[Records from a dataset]
== Segment start ==

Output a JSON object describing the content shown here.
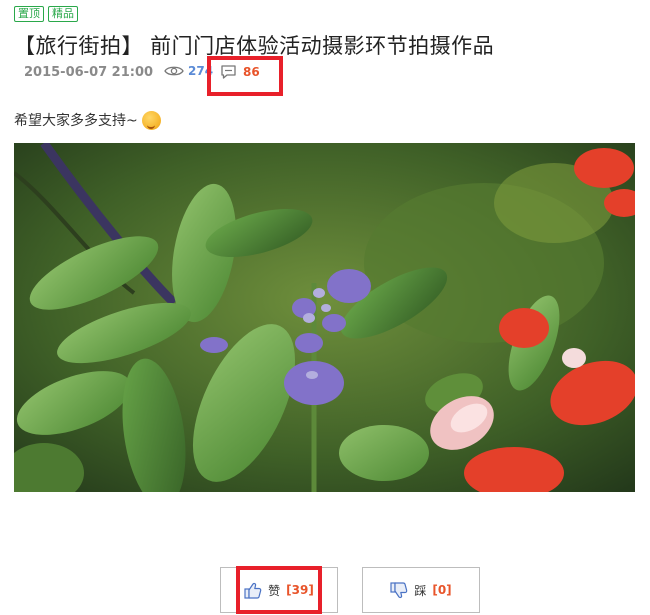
{
  "tags": [
    "置顶",
    "精品"
  ],
  "post": {
    "title": "【旅行街拍】 前门门店体验活动摄影环节拍摄作品",
    "date": "2015-06-07 21:00",
    "views": "274",
    "comments": "86",
    "intro": "希望大家多多支持~"
  },
  "actions": {
    "like_label": "赞",
    "like_count": "[39]",
    "dislike_label": "踩",
    "dislike_count": "[0]"
  },
  "icons": {
    "views": "eye-icon",
    "comments": "comment-icon",
    "like": "thumbs-up-icon",
    "dislike": "thumbs-down-icon",
    "emoji": "smile-emoji-icon"
  },
  "colors": {
    "tag": "#2aa84a",
    "highlight": "#e8202a",
    "count": "#e8542a",
    "views": "#5b8bd6"
  }
}
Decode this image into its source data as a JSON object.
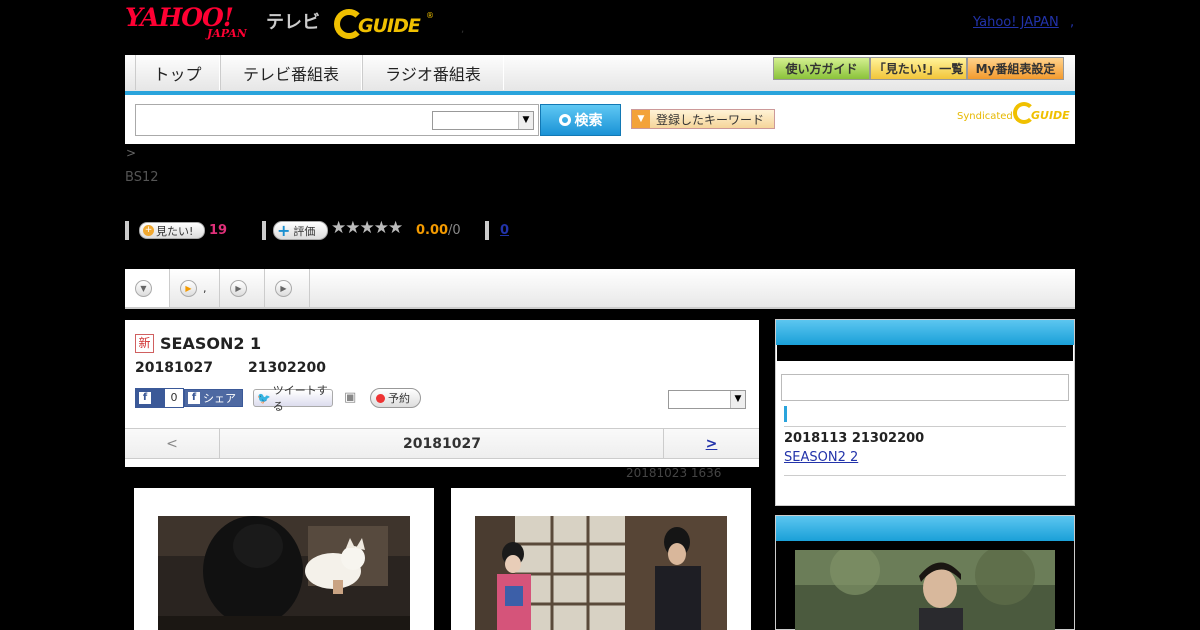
{
  "header": {
    "yahoo_logo_top": "YAHOO!",
    "yahoo_logo_bottom": "JAPAN",
    "tv_label": "テレビ",
    "gguide_logo": "GUIDE",
    "gguide_reg": "®",
    "separator": ",",
    "yahoo_japan_link": "Yahoo! JAPAN",
    "link_comma": ","
  },
  "nav": {
    "tabs": [
      {
        "label": "トップ"
      },
      {
        "label": "テレビ番組表"
      },
      {
        "label": "ラジオ番組表"
      }
    ],
    "guide_label": "使い方ガイド",
    "mitai_list_label": "「見たい!」一覧",
    "my_schedule_label": "My番組表設定"
  },
  "search": {
    "input_value": "",
    "select_value": "",
    "button_label": "検索",
    "keyword_button_label": "登録したキーワード",
    "syndicated_label": "Syndicated",
    "syndicated_logo": "GUIDE"
  },
  "breadcrumb": ">",
  "channel": "BS12",
  "rating": {
    "mitai_label": "見たい!",
    "mitai_count": "19",
    "hyoka_label": "評価",
    "stars": "★★★★★",
    "score": "0.00",
    "score_den": "/0",
    "comment_count": "0"
  },
  "subtabs": [
    {
      "label": ""
    },
    {
      "label": ","
    },
    {
      "label": ""
    },
    {
      "label": ""
    }
  ],
  "program": {
    "new_badge": "新",
    "title": "SEASON2 1",
    "date": "20181027",
    "time": "21302200",
    "fb_like_count": "0",
    "fb_share_label": "シェア",
    "tweet_label": "ツイートする",
    "yoyaku_label": "予約",
    "select_value": "",
    "pager_prev": "<",
    "pager_date": "20181027",
    "pager_next": ">"
  },
  "updated": "20181023  1636",
  "sidebar": {
    "next_date": "2018113  21302200",
    "next_link": "SEASON2 2"
  },
  "colors": {
    "accent_blue": "#2aa4dc",
    "highlight_pink": "#e0307a",
    "score_orange": "#f39a00",
    "link_blue": "#2233aa"
  }
}
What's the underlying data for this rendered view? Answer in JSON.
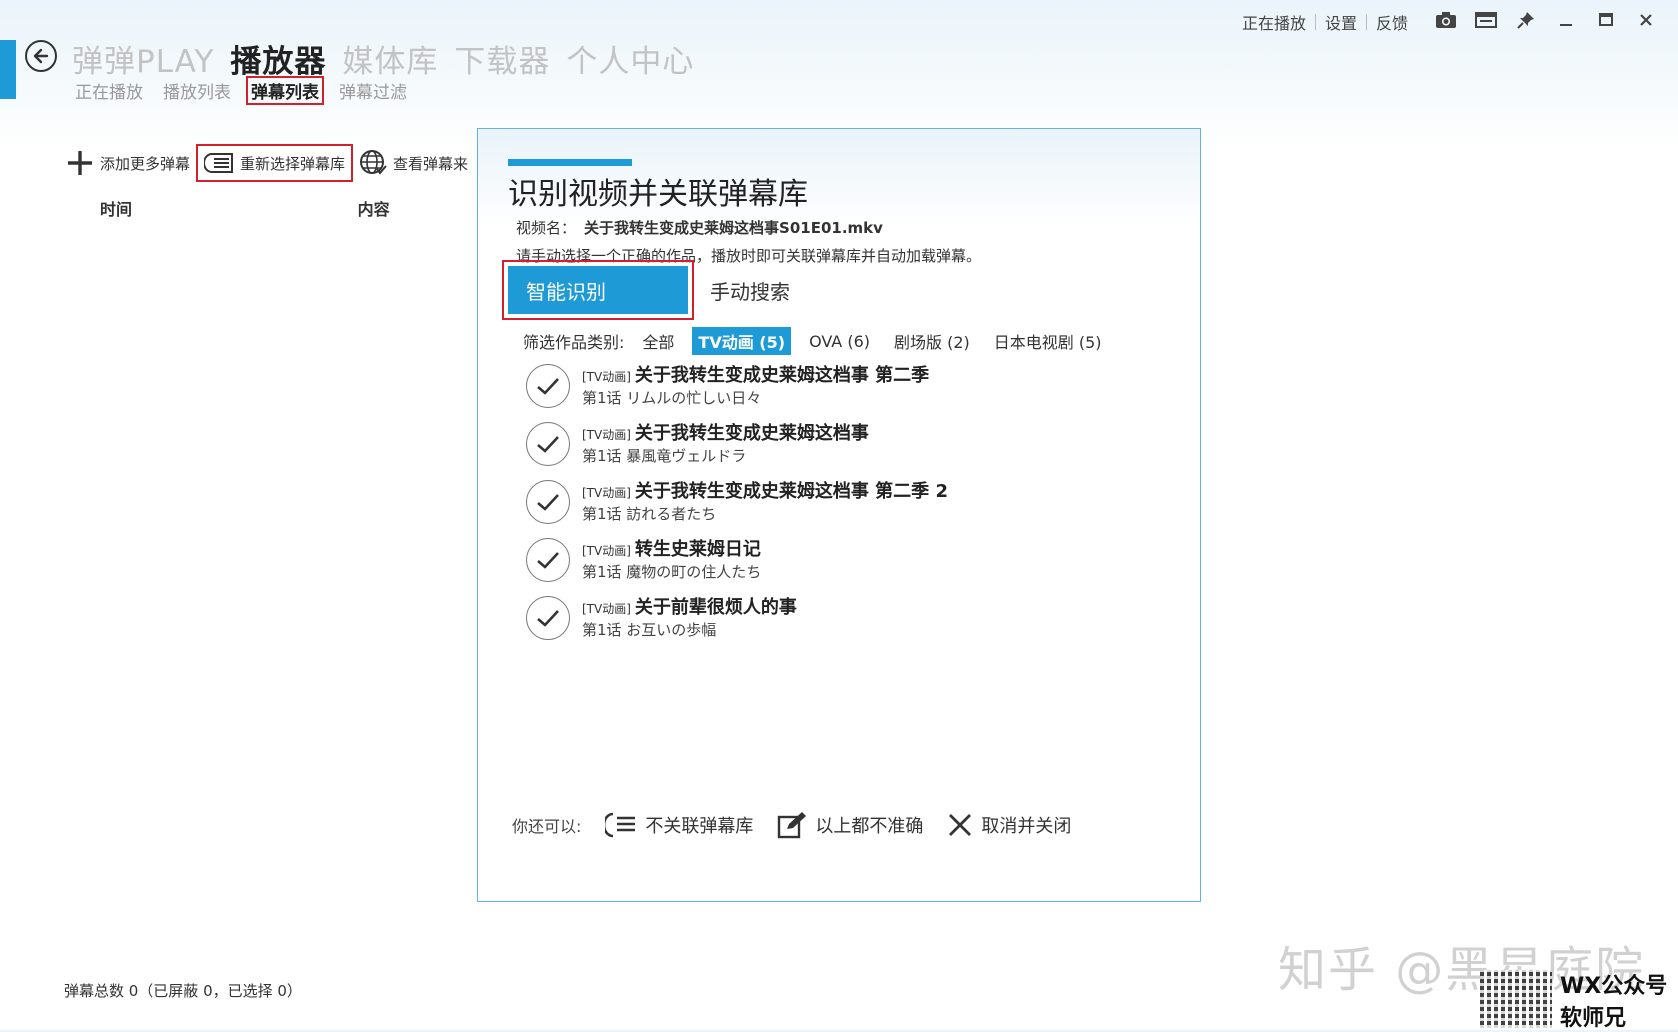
{
  "titlebar": {
    "links": [
      "正在播放",
      "设置",
      "反馈"
    ],
    "icons": [
      "camera-icon",
      "window-icon",
      "pin-icon",
      "minimize-icon",
      "maximize-icon",
      "close-icon"
    ]
  },
  "nav": {
    "main": [
      "弹弹PLAY",
      "播放器",
      "媒体库",
      "下载器",
      "个人中心"
    ],
    "sub": [
      "正在播放",
      "播放列表",
      "弹幕列表",
      "弹幕过滤"
    ]
  },
  "toolbar": {
    "add_label": "添加更多弹幕",
    "reselect_label": "重新选择弹幕库",
    "view_source_label": "查看弹幕来"
  },
  "columns": {
    "time": "时间",
    "content": "内容"
  },
  "footer": {
    "stats": "弹幕总数 0（已屏蔽 0，已选择 0）"
  },
  "dialog": {
    "title": "识别视频并关联弹幕库",
    "video_label": "视频名：",
    "video_name": "关于我转生变成史莱姆这档事S01E01.mkv",
    "instruction": "请手动选择一个正确的作品，播放时即可关联弹幕库并自动加载弹幕。",
    "tabs": {
      "smart": "智能识别",
      "manual": "手动搜索"
    },
    "filter": {
      "label": "筛选作品类别:",
      "chips": [
        "全部",
        "TV动画 (5)",
        "OVA (6)",
        "剧场版 (2)",
        "日本电视剧 (5)"
      ]
    },
    "results": [
      {
        "tag": "[TV动画]",
        "title": "关于我转生变成史莱姆这档事 第二季",
        "sub": "第1话 リムルの忙しい日々"
      },
      {
        "tag": "[TV动画]",
        "title": "关于我转生变成史莱姆这档事",
        "sub": "第1话 暴風竜ヴェルドラ"
      },
      {
        "tag": "[TV动画]",
        "title": "关于我转生变成史莱姆这档事 第二季 2",
        "sub": "第1话 訪れる者たち"
      },
      {
        "tag": "[TV动画]",
        "title": "转生史莱姆日记",
        "sub": "第1话 魔物の町の住人たち"
      },
      {
        "tag": "[TV动画]",
        "title": "关于前辈很烦人的事",
        "sub": "第1话 お互いの歩幅"
      }
    ],
    "footer": {
      "lead": "你还可以:",
      "no_link": "不关联弹幕库",
      "inaccurate": "以上都不准确",
      "cancel": "取消并关闭"
    }
  },
  "watermark": {
    "text": "知乎 @黑星庭院",
    "wx": "WX公众号",
    "wx_sub": "软师兄"
  },
  "colors": {
    "accent": "#1e9ad6",
    "highlight": "#d2202f"
  }
}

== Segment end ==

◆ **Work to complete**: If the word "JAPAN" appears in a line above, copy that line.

◆ **Answer space**:
    "yahoo_logo_bottom": "JAPAN",
    "yahoo_japan_link": "Yahoo! JAPAN",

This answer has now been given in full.